October 2011-September 2012
Protecting the health of our communities in a globally mobile world
The U.S. Centers for Disease Control and Prevention's Division of Global Migration and Quarantine (DGMQ) works 24/7 to keep Americans safe by preventing the introduction and spread of infectious disease into and within the United States. From October 2011 through September 2012, DGMQ saved lives and protected Americans by putting science into action, keeping communities safe through health security and preparedness, and strengthening communities through partnerships with state and local health departments.
DGMQ Puts Science into Action
- DGMQ strengthened overseas tuberculosis (TB) diagnosis and treatment by expanding the use of the 2007 Culture and Directly Observed Therapy (CDOT) TB Technical Instructions to 62 countries. In 2012, use of the CDOT TB Technical Instructions for screening immigrants and refugees resulted in a 200% increase in diagnosis and treatment for TB cases and an annual cost savings of more than $30 million in U.S. health care costs.
- DGMQ completed a one-year trial treatment program to prevent Strongyloides infection for more than 6,000 Burmese refugees resettling to the United States from Thailand. Strongyloides is a parasitic infection causing gastrointestinal illness and in severe cases can lead to death. The results of the trial program will lead to expanding this effort to cover other U.S.-bound refugees.
- DGMQ vaccinated over 10,000 U.S.-bound Burmese refugees for measles, mumps, and rubella, because of their exposure to an outbreak of measles while living in Kuala Lumpur.
- By reducing the number of airplane contact investigations by 50%, DGMQ saved $21,000, and state and local health departments saw a combined savings of $213,000. Based on a 2011 evaluation, the process was streamlined to modify infectious disease contact investigations for people exposed to TB on airplanes and to discontinue contact investigations for people exposed to mumps. These changes resulted in decreased program costs without increasing health risks to travelers.
DGMQ Keeps You Safe through Health Security and Preparedness
- DGMQ coordinated the development of The Technical Guidelines for United States-Mexico Coordination on Public Health Events of Mutual Concern, endorsed by the U.S. Health and Human Services Secretary and the Mexico Secretary of Health. The guidelines call for the two neighboring countries to work together on shared public health events and emergencies, such as outbreaks of disease that cross borders.
- By training over 3,300 Customs and Border Protection officers, DGMQ enhanced its ability to detect communicable diseases in people and CDC-regulated animals and animal products entering the United States, resulting in responses to 1,020 illness reports.

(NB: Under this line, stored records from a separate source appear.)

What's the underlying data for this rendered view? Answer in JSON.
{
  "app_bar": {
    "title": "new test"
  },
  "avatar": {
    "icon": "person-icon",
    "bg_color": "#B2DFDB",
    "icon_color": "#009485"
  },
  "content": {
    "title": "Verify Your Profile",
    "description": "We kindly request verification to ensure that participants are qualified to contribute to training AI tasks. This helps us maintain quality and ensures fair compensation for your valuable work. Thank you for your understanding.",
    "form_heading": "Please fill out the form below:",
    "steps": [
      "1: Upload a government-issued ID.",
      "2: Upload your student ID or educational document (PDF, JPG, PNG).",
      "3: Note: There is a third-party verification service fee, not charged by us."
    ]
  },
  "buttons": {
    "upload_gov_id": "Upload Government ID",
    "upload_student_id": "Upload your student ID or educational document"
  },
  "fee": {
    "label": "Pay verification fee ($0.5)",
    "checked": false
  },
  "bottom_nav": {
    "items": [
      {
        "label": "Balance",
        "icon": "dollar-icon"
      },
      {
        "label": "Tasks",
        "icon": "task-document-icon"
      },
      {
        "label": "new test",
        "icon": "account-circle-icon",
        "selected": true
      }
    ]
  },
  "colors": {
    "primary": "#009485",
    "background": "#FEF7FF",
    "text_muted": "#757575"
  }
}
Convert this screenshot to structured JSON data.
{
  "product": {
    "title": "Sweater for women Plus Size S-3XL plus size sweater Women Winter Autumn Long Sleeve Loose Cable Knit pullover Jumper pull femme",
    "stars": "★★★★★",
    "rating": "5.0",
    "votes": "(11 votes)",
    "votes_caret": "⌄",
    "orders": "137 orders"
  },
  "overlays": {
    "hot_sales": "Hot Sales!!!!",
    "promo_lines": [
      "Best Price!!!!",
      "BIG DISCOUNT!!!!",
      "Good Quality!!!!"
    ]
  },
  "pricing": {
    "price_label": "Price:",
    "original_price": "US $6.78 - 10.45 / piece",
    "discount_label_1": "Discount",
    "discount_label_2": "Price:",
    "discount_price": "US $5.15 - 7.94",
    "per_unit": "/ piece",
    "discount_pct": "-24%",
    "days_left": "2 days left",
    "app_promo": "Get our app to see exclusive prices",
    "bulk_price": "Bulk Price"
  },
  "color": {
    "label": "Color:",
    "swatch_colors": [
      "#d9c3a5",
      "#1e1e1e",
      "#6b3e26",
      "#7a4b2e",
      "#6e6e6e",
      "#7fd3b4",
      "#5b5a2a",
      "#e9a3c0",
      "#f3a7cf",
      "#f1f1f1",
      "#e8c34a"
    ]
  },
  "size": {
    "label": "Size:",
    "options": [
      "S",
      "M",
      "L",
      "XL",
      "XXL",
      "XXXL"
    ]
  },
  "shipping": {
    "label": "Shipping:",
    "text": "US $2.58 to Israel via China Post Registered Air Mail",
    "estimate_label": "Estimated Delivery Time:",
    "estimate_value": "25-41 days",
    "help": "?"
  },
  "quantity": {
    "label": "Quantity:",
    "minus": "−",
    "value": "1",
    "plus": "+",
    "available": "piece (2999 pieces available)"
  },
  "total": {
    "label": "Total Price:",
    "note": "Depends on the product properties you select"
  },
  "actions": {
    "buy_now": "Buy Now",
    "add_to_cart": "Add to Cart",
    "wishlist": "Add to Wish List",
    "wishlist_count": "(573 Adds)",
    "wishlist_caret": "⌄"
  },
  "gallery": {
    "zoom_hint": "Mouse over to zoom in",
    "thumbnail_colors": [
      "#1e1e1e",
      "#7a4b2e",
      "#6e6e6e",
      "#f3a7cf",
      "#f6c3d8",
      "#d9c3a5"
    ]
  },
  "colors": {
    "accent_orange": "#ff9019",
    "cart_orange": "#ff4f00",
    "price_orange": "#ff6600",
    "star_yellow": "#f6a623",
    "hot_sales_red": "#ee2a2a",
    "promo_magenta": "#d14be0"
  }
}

DGMQ also partnered with state and local health departments to conduct over 40 training exercises and provide upgraded plans to respond to reports of infectious diseases at the 329 ports of entry into the United States.
- DGMQ launched the Nonpharmaceutical Interventions (NPIs) website, which provides information on preventive actions people and communities can take to avoid getting sick from illnesses like influenza (flu) and to limit the spread of flu during a pandemic.
- DGMQ launched a CDC Travel Health Twitter channel @CDCtravel providing information to protect the health of U.S. residents traveling and living abroad. To date it has about 2200 followers.
DGMQ Strengthens Your Community
- DGMQ awarded approximately $900,000 to state and county health departments, universities, and nonprofit organizations to conduct disease surveillance in refugee populations and evaluate health programs to support the detection, prevention, and control of diseases affecting refugees. The findings will be used by state and local health departments to determine policy changes for refugee health.
- DGMQ staff in Hawaii helped coordinate the rapid on-the-ground response to dengue outbreaks in the Federated States of Micronesia and the Republic of the Marshall Islands, facilitating a unified outbreak response by U.S. federal agencies and the governments of these island nations.
- DGMQ provided technical assistance to agencies serving Iraqi refugees and conducted an investigation of suicides in Bhutanese refugees to understand suicide risk factors and improve the mental health status of Iraqi and Bhutanese refugees in the United States. The recommendations were used to enhance access to care, help communities where the suicides occurred create a standardized suicide reporting system, provide suicide prevention and awareness trainings, encourage nonmedical interventions, and conduct outreach to refugee communities.